[2] Mark Fonder (2014) Another perspective: No default or reset necessary—Large ensembles enrich many. Music Educators Journal 101 (2): 89. Of course, Randall wasn’t the only one indicted in this column. Others have written about large ensembles. See Randall E. Allsup and Cathy Benedict (2008) The problems of band: An inquiry into the future of instrumental music education. Philosophy of Music Education Review 16 (2): 156–73. Thomas A. Regelski (2014) Resisting elephants lurking in the music education classroom. Music Educators Journal 100 (4): 77–86. David A. Williams (2011) The elephant in the room. Music Educators Journal 98 (1): 51–7.

[3] Guidelines: ACT Projects involving Essay Reviews and/or Author Responses.

[4] This citation was brought to my attention by Shannon Hibbard in our joint presentation at the 2016 NAME Philosophy SRIG: The Lost Pedagogical Core of “Student Centered” Teaching.

[5] These outcomes can be found on the following website:

[6] National Governors Association Center for Best Practices, Council of Chief State School Officers (2010). Common Core State Standards. English Language. National Governors Association Center for Best Practices, Council of Chief State School Officers, Washington D.C.

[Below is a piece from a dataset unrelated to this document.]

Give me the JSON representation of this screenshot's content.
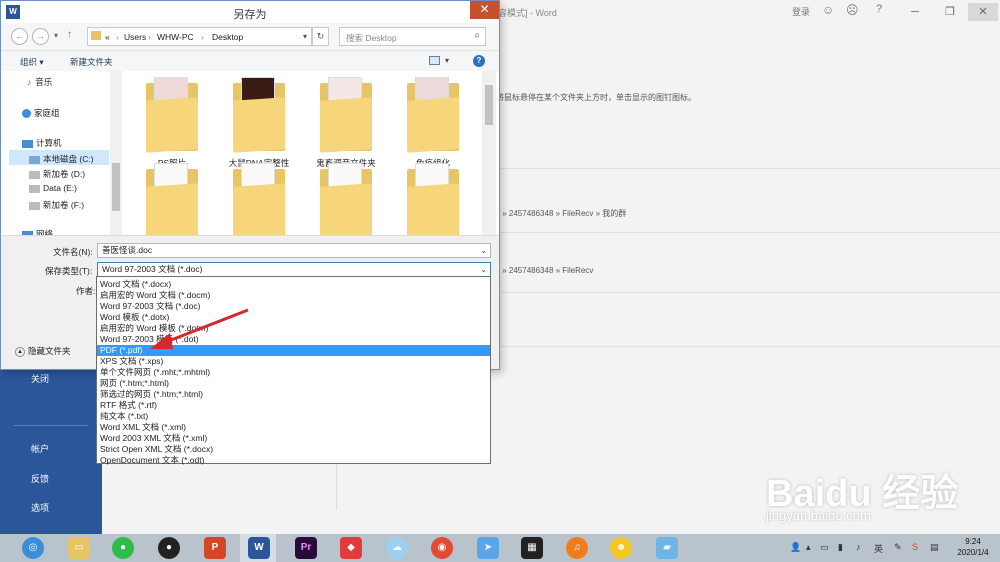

[7] As part of my presentation at the TC book panel I taught this song to the audience as I would with children. For those interested the following link will take you to a video of me teaching this song: